A switch in Army procedure means that it will now be more difficult to discharge transgender soldiers, according to documents obtained by USA Today.
Based on the undated memorandum called the All Army Activities Directive, the authority to discharge will rest with the assistant secretary of the Army for personnel. Lower-level officers will no longer have this authority. While activists appreciate the gesture, they say it’s simply is not enough, since transgender soldiers still have to hide their condition. Additionally, whether this will result in fewer discharges remains to be seen.
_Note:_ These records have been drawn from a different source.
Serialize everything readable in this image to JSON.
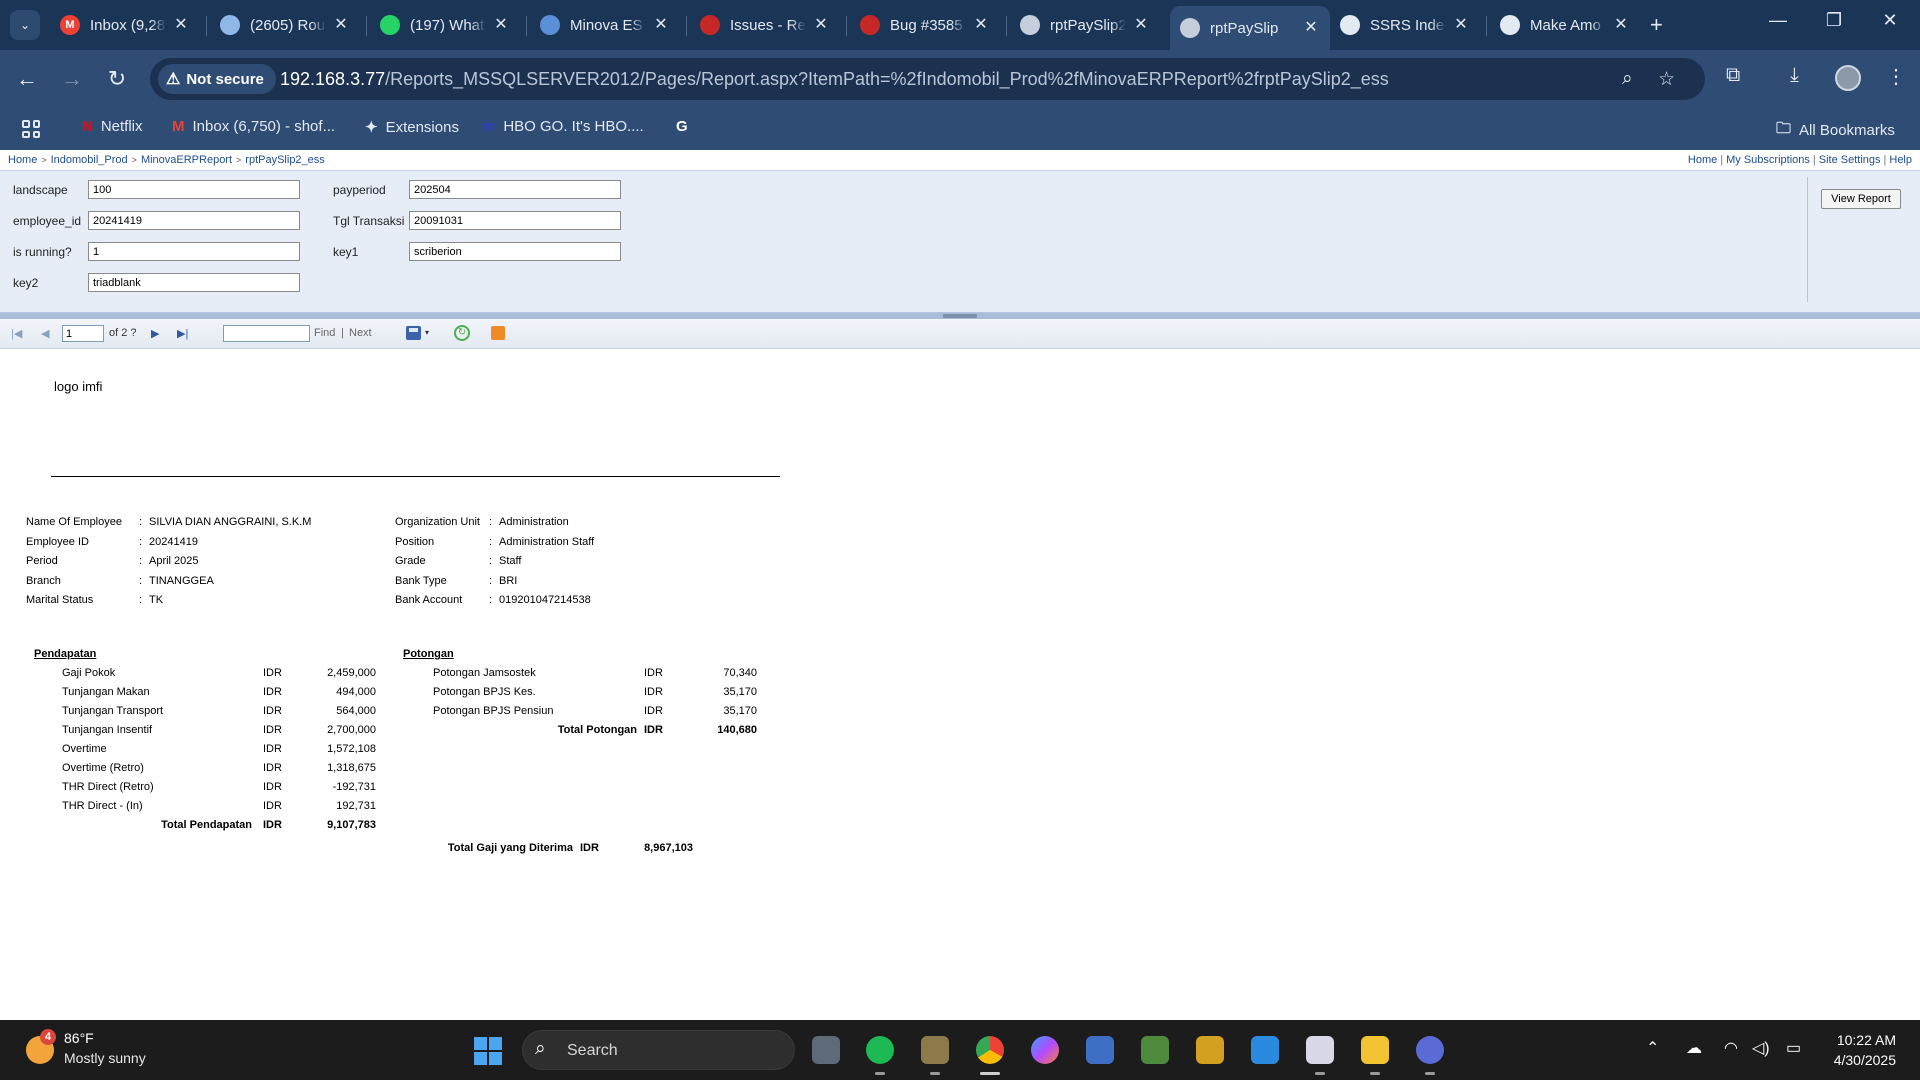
{
  "browser": {
    "tabs": [
      {
        "title": "Inbox (9,28",
        "icon": "gmail-icon",
        "color": "#ea4335",
        "glyph": "M"
      },
      {
        "title": "(2605) Rou",
        "icon": "chat-cloud-icon",
        "color": "#8fb8e8",
        "glyph": ""
      },
      {
        "title": "(197) What",
        "icon": "whatsapp-icon",
        "color": "#25d366",
        "glyph": ""
      },
      {
        "title": "Minova ES",
        "icon": "cube-icon",
        "color": "#5b8fd6",
        "glyph": ""
      },
      {
        "title": "Issues - Re",
        "icon": "redmine-icon",
        "color": "#c62828",
        "glyph": ""
      },
      {
        "title": "Bug #3585",
        "icon": "redmine-icon",
        "color": "#c62828",
        "glyph": ""
      },
      {
        "title": "rptPaySlip2",
        "icon": "globe-icon",
        "color": "#c5cfdb",
        "glyph": ""
      },
      {
        "title": "rptPaySlip",
        "icon": "globe-icon",
        "color": "#c5cfdb",
        "glyph": ""
      },
      {
        "title": "SSRS Inde",
        "icon": "openai-icon",
        "color": "#e3e9f2",
        "glyph": ""
      },
      {
        "title": "Make Amo",
        "icon": "openai-icon",
        "color": "#e3e9f2",
        "glyph": ""
      }
    ],
    "active_tab": 7,
    "security_label": "Not secure",
    "url_host": "192.168.3.77",
    "url_path": "/Reports_MSSQLSERVER2012/Pages/Report.aspx?ItemPath=%2fIndomobil_Prod%2fMinovaERPReport%2frptPaySlip2_ess",
    "bookmarks": [
      {
        "label": "Netflix",
        "icon": "netflix-icon",
        "color": "#e50914",
        "glyph": "N"
      },
      {
        "label": "Inbox (6,750) - shof...",
        "icon": "gmail-icon",
        "color": "#ea4335",
        "glyph": "M"
      },
      {
        "label": "Extensions",
        "icon": "puzzle-icon",
        "color": "#e3e9f2",
        "glyph": "✦"
      },
      {
        "label": "HBO GO. It's HBO....",
        "icon": "hbo-icon",
        "color": "#2c3fbf",
        "glyph": "m"
      },
      {
        "label": "",
        "icon": "google-icon",
        "color": "#ffffff",
        "glyph": "G"
      }
    ],
    "all_bookmarks": "All Bookmarks"
  },
  "ssrs": {
    "breadcrumbs": [
      "Home",
      "Indomobil_Prod",
      "MinovaERPReport",
      "rptPaySlip2_ess"
    ],
    "toplinks": [
      "Home",
      "My Subscriptions",
      "Site Settings",
      "Help"
    ],
    "params": {
      "landscape": {
        "label": "landscape",
        "value": "100"
      },
      "employee_id": {
        "label": "employee_id",
        "value": "20241419"
      },
      "is_running": {
        "label": "is running?",
        "value": "1"
      },
      "key2": {
        "label": "key2",
        "value": "triadblank"
      },
      "payperiod": {
        "label": "payperiod",
        "value": "202504"
      },
      "tgl_transaksi": {
        "label": "Tgl Transaksi",
        "value": "20091031"
      },
      "key1": {
        "label": "key1",
        "value": "scriberion"
      }
    },
    "view_report": "View Report",
    "toolbar": {
      "page": "1",
      "of_pages": "of 2 ?",
      "find": "Find",
      "next": "Next",
      "sep": "|"
    }
  },
  "report": {
    "logo": "logo imfi",
    "info_left": [
      {
        "label": "Name Of Employee",
        "value": "SILVIA DIAN ANGGRAINI, S.K.M"
      },
      {
        "label": "Employee ID",
        "value": "20241419"
      },
      {
        "label": "Period",
        "value": "April 2025"
      },
      {
        "label": "Branch",
        "value": "TINANGGEA"
      },
      {
        "label": "Marital Status",
        "value": "TK"
      }
    ],
    "info_right": [
      {
        "label": "Organization Unit",
        "value": "Administration"
      },
      {
        "label": "Position",
        "value": "Administration Staff"
      },
      {
        "label": "Grade",
        "value": "Staff"
      },
      {
        "label": "Bank Type",
        "value": "BRI"
      },
      {
        "label": "Bank Account",
        "value": "019201047214538"
      }
    ],
    "colon": ":",
    "pendapatan_title": "Pendapatan",
    "pendapatan": [
      {
        "name": "Gaji Pokok",
        "cur": "IDR",
        "amount": "2,459,000"
      },
      {
        "name": "Tunjangan Makan",
        "cur": "IDR",
        "amount": "494,000"
      },
      {
        "name": "Tunjangan Transport",
        "cur": "IDR",
        "amount": "564,000"
      },
      {
        "name": "Tunjangan Insentif",
        "cur": "IDR",
        "amount": "2,700,000"
      },
      {
        "name": "Overtime",
        "cur": "IDR",
        "amount": "1,572,108"
      },
      {
        "name": "Overtime (Retro)",
        "cur": "IDR",
        "amount": "1,318,675"
      },
      {
        "name": "THR Direct (Retro)",
        "cur": "IDR",
        "amount": "-192,731"
      },
      {
        "name": "THR Direct - (In)",
        "cur": "IDR",
        "amount": "192,731"
      }
    ],
    "total_pendapatan": {
      "label": "Total Pendapatan",
      "cur": "IDR",
      "amount": "9,107,783"
    },
    "potongan_title": "Potongan",
    "potongan": [
      {
        "name": "Potongan Jamsostek",
        "cur": "IDR",
        "amount": "70,340"
      },
      {
        "name": "Potongan BPJS Kes.",
        "cur": "IDR",
        "amount": "35,170"
      },
      {
        "name": "Potongan BPJS Pensiun",
        "cur": "IDR",
        "amount": "35,170"
      }
    ],
    "total_potongan": {
      "label": "Total Potongan",
      "cur": "IDR",
      "amount": "140,680"
    },
    "total_gaji": {
      "label": "Total Gaji yang Diterima",
      "cur": "IDR",
      "amount": "8,967,103"
    }
  },
  "taskbar": {
    "weather_badge": "4",
    "temp": "86°F",
    "condition": "Mostly sunny",
    "search": "Search",
    "time": "10:22 AM",
    "date": "4/30/2025"
  }
}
Defense Secretary Chuck Hagel, expected to be succeeded by Ash Carter on Tuesday, has stated in the past that the policy banning transgender soldiers from service needs to be reviewed. The White House has also signaled approval of a review, but it currently is not a very high priority for the military.
“Hopefully this is a signal that the Army — and other service branches — will finally begin a comprehensive review of the regulations regarding transgender servicemembers, which everyone agrees is long overdue,” said Joshua Block, who leads the American Civil Liberties Union Lesbian, Gay, Bisexual and Transgender Project. “I also hope the 12-month time frame is an indication that the Army understands the urgency of this issue for transgender servicemembers and their commanders.”
The news comes just shortly after revelations that the Army will provide hormone treatment for Chelsea Manning, formerly known as Bradley Manning, a 27-year-old who was sentenced to 35 years in prison for leaking sensitive documents to WikiLeaks. Manning currently resides in Kansas’ Fort Leavenworth Army prison, and the recent decision will mark the first time hormone treatment has ever been granted by the Department of Defense, The Associated Press reported. The Department of Veterans Affairs, on the other hand, already pays for hormone treatment but not reassignment surgery, according to CS Monitor.
Best estimates place the number of transgender soldiers discharged from the Army at around 24. The exact figure is unknown because the Pentagon doesn’t keep numbers.